It was a true séance from Babel, with French, Dutch, English, Flemish — and Arabic, and there’s a certain pleasure in listening to languages you don’t understand. You inevitably start listening to other things than just the literal ‘meaning’ of the words. I became more aware of the style of presentation and especially the body language. With this in mind, I wasn’t particularly comfortable with what I saw from my European colleagues. They were, of course, nervous about the context they were presenting in and were probably overdoing it in order to underline their status as artists. Most of them made a lot of exaggerated facial expressions and slightly too energetic movements during their reading, although perhaps I‘m just being oversensitive. The Palestinian poet read a couple of poems from a collection in a more concentrated manner, and that was that. He didn’t try to translate or make up for anything by performing.
The first question from the audience was, in fact, directed at the collaboration: What collaboration had there actually been between the Belgian and Palestinian poets? I didn’t quite understand the answer but it became apparent that the group of poets were going back to Belgium together to do the same performance.
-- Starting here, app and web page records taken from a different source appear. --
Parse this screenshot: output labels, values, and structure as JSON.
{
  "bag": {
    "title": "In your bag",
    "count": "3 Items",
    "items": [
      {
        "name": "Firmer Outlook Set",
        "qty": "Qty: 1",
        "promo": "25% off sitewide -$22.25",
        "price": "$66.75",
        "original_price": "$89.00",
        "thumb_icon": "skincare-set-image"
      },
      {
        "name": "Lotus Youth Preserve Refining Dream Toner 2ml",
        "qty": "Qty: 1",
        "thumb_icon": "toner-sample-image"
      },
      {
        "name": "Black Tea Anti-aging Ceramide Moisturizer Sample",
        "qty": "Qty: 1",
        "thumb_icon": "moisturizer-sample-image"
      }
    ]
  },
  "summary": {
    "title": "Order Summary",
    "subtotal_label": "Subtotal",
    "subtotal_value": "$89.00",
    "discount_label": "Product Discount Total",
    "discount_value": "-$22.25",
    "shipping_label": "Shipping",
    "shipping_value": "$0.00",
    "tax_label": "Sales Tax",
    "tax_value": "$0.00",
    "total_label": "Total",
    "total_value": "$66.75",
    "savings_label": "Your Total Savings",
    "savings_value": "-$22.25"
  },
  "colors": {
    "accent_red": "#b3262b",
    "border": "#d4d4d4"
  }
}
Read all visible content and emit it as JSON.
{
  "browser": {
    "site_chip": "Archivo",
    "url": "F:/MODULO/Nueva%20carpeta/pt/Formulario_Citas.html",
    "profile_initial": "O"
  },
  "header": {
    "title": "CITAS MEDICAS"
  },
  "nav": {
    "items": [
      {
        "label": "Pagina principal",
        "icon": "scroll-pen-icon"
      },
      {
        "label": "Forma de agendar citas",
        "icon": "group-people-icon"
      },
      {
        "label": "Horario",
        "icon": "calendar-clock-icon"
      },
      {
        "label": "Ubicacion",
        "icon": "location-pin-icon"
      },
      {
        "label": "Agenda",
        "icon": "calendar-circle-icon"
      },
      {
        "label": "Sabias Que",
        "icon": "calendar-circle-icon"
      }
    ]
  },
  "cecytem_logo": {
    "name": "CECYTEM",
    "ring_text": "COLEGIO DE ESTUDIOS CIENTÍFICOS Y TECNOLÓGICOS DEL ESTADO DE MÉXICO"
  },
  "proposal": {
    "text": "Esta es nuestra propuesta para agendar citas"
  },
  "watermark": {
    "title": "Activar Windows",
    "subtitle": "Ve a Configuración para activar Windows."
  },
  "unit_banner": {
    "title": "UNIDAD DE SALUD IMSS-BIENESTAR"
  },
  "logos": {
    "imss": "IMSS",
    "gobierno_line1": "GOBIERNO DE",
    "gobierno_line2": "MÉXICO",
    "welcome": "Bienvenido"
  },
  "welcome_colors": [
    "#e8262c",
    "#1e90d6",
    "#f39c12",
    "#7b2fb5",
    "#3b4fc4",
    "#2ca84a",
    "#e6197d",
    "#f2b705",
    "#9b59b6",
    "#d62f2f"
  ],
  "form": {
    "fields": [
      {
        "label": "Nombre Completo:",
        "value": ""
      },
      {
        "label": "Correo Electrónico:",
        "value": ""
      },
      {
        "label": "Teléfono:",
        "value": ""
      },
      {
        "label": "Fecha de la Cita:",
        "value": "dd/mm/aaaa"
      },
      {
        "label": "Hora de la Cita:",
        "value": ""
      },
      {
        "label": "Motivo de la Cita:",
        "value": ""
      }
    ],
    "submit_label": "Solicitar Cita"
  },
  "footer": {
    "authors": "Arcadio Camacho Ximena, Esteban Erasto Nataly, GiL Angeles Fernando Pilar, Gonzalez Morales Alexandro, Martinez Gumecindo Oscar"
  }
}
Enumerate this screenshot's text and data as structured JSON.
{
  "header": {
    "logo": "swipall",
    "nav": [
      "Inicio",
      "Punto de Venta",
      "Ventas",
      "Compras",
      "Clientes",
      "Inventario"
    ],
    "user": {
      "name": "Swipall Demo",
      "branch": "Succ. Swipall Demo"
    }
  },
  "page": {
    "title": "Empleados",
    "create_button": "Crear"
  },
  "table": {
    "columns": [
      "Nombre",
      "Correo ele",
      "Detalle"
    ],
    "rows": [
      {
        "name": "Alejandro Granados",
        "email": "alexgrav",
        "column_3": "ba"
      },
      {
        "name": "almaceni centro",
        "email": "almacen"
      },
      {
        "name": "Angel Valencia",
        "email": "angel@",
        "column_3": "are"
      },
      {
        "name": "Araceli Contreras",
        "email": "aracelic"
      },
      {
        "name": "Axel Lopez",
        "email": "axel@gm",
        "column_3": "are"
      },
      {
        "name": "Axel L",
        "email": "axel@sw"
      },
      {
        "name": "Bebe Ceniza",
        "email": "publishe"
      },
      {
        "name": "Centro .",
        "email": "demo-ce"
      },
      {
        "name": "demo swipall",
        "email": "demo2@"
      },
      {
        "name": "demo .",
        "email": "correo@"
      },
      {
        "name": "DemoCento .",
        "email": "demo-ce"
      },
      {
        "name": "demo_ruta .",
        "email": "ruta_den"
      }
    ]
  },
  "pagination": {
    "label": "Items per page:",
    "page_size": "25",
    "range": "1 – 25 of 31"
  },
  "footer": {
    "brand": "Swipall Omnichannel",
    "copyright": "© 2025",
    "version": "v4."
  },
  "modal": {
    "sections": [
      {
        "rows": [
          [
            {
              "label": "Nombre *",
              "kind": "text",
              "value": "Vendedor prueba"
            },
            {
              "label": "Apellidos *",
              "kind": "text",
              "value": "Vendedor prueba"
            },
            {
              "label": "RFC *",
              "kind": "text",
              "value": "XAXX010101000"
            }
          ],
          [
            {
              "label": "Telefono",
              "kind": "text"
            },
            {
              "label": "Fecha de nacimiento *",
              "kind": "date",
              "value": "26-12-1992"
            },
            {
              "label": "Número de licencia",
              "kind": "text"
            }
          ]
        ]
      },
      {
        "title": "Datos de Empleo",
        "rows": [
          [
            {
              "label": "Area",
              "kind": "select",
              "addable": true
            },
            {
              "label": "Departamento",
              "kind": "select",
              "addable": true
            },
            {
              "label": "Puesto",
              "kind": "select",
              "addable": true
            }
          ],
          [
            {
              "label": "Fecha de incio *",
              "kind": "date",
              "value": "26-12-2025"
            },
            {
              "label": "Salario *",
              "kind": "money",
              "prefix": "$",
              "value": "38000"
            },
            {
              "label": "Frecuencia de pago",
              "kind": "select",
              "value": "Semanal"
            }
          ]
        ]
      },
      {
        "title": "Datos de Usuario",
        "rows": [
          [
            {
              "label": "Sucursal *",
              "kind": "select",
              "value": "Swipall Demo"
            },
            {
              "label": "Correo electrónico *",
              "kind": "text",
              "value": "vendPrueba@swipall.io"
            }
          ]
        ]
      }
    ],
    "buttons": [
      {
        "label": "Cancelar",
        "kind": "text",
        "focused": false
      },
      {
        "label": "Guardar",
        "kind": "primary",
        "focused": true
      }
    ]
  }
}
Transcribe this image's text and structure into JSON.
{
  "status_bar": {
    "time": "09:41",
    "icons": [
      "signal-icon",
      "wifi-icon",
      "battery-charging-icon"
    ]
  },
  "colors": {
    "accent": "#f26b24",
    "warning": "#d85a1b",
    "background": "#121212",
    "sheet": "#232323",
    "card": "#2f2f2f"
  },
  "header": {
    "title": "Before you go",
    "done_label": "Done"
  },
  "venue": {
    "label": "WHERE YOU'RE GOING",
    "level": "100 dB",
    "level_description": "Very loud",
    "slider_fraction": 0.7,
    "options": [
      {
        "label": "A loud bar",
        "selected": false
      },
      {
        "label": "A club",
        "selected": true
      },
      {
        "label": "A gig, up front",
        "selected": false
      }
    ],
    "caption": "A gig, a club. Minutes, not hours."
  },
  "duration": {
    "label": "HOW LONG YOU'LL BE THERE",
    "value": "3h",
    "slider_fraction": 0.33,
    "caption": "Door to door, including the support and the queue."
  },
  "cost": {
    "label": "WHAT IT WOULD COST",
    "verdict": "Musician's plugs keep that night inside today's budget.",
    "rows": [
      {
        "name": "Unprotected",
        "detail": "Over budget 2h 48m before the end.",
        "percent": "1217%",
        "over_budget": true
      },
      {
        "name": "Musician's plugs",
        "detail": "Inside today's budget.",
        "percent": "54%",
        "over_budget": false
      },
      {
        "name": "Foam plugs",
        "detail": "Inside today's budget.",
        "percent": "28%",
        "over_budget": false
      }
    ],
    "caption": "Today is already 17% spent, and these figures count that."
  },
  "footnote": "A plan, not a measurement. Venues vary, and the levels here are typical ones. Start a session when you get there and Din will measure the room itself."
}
The theme of the event was ‘identity’, and there was an interesting discussion about where the production of identity is located. A member of the audience explained that in Arabic poetry identity is embedded in language — it is shaped through language. What was implicit in what he was saying was that identity is not created by the person, which, for me, was exactly what we’d just seen examples of from the Belgian poets who were very preoccupied with making their words their own, so to speak.
We left the séance before the discussion ended and decided to go to another event: a Palestinian/French jazz session. It turned out to be a French jazz-quartet who had incorporated a Palestinian percussionist as a fourth member. The percussionist was a young man who did his best to accompany the three Frenchmen who were playing piano, bass and trumpet. The band played American jazz classics, cool and bebop, and played them well. At one point, the drummer switched his drum kit for a Palestinian drum: a tabla, which you play with your hands. He was good at accompanying the music but it immediately sounded strange to my ears, although strange in a good way. Then a young local man from the audience took over the drum and went on a wild solo that quickly dismantled the rest of the orchestra. They just stood and watched the temperamental drumming of the new band member. The original percussionist continued at the back on his drum kit, blending in with the rhythms of the tabla. After a while, the French musicians attempted to play along but were slightly awkward although in the end they were slowly able to rein in the music and pull it back to the safety of traditional jazz. It seemed like the Palestinians could play along with the jazz but the French couldn’t contribute much when the music started moving into unknown territory for them. All in all, however, it was a good concert and the café owner Bazem was really proud of the event.